● **Exercise brief**: Pull each line holding the word "GIPS" from the data.

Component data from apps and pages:
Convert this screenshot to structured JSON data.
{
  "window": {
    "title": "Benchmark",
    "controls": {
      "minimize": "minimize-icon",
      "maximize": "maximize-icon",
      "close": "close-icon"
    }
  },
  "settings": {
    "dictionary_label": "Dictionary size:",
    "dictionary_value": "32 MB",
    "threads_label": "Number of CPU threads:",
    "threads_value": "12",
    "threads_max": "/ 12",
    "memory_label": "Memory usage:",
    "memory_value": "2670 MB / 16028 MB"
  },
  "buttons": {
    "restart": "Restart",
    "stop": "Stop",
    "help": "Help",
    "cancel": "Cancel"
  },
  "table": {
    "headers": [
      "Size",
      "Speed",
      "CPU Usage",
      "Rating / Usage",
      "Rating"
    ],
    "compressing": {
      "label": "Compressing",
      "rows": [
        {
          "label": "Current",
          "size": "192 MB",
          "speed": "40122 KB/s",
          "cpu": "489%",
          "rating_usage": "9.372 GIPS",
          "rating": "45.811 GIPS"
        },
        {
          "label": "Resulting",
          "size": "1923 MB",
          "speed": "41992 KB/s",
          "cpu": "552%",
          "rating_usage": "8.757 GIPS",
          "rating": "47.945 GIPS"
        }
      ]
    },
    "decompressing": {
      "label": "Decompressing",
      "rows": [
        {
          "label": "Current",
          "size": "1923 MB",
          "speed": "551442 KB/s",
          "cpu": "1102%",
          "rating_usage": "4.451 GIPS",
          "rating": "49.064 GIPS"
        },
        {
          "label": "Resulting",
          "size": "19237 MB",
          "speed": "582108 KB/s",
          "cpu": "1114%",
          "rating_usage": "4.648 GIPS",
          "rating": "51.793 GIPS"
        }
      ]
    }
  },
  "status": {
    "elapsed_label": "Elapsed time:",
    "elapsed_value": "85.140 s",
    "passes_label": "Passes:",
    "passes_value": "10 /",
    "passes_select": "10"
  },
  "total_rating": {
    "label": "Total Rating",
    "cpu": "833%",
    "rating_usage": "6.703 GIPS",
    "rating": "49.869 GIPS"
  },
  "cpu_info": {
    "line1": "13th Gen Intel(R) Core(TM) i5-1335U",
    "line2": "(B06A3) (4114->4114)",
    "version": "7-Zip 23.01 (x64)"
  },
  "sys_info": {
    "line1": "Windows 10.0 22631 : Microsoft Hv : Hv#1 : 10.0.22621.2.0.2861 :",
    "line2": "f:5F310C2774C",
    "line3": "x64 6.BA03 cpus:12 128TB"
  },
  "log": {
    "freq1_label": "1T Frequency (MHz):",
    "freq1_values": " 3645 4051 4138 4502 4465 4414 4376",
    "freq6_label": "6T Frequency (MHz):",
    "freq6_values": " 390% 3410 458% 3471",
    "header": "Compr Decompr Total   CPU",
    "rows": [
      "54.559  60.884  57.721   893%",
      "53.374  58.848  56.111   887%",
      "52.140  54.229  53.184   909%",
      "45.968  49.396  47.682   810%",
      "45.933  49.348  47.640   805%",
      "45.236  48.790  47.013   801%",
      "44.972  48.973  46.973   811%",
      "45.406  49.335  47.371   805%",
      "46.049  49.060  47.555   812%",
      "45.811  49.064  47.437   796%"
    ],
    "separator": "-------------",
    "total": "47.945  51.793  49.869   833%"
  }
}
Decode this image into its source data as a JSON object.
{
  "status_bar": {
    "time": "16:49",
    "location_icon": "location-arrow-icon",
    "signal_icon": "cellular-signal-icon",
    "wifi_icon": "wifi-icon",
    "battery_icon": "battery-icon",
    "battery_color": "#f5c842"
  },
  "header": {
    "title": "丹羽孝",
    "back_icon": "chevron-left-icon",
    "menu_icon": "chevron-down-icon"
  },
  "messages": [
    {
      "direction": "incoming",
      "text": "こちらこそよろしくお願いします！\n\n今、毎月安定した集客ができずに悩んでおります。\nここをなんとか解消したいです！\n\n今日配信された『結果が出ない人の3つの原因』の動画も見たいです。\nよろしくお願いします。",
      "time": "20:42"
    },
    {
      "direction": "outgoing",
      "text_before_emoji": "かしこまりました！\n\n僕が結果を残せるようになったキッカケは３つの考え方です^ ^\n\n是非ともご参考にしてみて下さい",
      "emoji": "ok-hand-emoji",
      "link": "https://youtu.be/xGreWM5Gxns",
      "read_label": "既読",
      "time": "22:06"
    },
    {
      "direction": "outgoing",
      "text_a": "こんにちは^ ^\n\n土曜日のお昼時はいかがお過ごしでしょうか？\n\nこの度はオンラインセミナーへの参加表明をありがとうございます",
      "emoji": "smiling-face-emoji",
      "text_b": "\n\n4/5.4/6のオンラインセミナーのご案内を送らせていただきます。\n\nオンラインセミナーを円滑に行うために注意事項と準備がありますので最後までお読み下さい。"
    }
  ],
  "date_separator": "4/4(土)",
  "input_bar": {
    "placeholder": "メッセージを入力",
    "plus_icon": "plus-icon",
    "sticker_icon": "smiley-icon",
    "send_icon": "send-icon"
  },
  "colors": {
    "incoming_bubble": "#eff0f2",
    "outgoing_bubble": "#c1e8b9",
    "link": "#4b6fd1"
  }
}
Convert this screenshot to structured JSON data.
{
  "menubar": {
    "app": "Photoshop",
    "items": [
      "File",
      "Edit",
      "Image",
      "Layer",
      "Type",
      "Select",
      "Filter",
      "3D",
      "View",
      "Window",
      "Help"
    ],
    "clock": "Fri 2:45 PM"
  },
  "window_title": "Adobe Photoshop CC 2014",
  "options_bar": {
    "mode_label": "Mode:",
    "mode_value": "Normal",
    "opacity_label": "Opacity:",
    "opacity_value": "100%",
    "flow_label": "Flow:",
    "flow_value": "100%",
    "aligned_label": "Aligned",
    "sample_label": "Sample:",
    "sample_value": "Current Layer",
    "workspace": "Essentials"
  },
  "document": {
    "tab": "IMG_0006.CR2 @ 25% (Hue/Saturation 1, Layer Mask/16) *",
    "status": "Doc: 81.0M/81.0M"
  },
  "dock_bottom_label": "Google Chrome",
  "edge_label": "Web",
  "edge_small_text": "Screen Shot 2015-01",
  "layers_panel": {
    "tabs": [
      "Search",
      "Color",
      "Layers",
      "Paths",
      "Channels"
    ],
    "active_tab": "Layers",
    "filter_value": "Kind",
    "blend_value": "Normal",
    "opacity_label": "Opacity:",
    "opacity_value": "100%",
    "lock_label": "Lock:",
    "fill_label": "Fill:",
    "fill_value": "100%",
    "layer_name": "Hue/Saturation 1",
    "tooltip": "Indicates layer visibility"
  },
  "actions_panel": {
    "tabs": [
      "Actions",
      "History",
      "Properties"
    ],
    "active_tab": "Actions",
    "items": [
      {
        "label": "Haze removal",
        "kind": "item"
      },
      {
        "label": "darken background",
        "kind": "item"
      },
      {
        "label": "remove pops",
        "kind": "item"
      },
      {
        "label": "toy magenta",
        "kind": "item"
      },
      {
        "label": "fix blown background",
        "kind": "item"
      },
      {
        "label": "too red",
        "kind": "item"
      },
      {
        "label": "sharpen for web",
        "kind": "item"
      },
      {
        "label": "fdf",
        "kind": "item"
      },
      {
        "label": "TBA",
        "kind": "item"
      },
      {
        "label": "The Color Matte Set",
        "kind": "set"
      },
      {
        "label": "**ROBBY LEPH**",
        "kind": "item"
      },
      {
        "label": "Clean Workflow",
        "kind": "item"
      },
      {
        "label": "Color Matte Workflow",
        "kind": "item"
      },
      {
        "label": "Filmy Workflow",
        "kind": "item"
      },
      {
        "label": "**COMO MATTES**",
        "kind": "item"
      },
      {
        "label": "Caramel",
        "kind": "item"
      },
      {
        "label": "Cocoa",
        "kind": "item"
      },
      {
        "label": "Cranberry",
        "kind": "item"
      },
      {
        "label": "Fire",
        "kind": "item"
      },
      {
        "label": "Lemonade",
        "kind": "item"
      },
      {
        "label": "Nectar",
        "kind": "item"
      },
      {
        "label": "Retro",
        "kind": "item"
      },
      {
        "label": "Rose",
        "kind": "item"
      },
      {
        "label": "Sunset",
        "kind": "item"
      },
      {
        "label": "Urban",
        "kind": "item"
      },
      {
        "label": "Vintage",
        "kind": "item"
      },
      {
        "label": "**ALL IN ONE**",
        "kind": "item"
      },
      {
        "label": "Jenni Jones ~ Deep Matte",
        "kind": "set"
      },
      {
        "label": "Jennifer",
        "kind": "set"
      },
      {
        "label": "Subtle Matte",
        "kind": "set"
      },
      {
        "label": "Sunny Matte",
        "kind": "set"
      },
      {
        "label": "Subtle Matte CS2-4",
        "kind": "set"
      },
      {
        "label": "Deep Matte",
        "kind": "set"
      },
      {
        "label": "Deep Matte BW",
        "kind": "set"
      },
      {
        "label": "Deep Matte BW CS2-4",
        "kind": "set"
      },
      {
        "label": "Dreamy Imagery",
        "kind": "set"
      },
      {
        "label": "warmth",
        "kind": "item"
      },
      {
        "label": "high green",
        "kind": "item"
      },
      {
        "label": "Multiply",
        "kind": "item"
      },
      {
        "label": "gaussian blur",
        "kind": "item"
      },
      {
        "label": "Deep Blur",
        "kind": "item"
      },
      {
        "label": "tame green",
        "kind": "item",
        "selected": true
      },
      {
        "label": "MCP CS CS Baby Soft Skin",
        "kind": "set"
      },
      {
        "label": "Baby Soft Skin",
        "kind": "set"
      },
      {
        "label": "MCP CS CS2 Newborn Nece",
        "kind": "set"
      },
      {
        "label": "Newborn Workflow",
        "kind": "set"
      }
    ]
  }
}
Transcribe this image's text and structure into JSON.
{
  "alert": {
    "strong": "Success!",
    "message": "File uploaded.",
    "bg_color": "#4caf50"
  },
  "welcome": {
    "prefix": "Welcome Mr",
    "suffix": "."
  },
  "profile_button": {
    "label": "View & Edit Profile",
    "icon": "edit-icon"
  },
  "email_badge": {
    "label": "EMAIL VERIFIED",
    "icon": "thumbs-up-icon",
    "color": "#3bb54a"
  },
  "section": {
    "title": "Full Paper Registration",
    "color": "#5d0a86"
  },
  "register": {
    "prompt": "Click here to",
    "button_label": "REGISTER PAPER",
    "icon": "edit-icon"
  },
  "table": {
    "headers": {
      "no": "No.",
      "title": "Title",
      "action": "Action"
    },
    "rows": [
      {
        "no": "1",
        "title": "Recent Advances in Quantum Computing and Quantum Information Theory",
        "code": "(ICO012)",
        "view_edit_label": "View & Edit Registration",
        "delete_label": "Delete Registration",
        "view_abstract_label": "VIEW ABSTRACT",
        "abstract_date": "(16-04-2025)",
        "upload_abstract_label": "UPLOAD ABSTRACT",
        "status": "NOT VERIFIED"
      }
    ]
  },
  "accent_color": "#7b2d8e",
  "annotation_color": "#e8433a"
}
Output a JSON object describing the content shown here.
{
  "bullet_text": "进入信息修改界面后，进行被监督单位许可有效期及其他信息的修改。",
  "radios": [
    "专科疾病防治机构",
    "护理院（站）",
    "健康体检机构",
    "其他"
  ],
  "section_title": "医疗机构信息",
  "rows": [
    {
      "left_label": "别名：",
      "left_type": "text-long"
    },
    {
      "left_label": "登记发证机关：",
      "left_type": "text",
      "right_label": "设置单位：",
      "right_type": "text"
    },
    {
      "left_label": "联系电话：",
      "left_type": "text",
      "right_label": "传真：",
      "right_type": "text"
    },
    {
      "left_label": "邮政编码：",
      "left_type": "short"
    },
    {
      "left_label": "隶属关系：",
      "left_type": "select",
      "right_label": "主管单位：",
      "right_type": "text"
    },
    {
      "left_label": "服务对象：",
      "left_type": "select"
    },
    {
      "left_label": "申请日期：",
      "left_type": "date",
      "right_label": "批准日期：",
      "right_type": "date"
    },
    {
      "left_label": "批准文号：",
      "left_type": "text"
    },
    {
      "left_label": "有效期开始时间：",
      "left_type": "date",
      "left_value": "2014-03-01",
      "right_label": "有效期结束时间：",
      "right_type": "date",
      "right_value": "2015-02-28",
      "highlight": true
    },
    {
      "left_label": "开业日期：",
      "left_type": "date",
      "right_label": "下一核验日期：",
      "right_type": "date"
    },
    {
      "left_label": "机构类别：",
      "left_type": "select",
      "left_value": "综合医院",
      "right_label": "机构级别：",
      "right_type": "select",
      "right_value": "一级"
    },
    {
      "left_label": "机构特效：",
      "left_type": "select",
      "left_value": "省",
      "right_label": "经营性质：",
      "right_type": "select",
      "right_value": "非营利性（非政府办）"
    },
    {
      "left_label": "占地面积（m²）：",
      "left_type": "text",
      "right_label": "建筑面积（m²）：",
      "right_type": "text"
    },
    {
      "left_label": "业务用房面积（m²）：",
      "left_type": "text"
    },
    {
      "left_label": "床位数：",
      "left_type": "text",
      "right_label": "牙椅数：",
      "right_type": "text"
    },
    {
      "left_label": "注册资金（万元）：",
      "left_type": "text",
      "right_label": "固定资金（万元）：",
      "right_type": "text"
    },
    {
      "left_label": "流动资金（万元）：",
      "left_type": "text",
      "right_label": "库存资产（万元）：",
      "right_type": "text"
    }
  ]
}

● **Solution for this problem**:
          "rating_usage": "9.372 GIPS",
          "rating": "45.811 GIPS"
          "rating_usage": "8.757 GIPS",
          "rating": "47.945 GIPS"
          "rating_usage": "4.451 GIPS",
          "rating": "49.064 GIPS"
          "rating_usage": "4.648 GIPS",
          "rating": "51.793 GIPS"
    "rating_usage": "6.703 GIPS",
    "rating": "49.869 GIPS"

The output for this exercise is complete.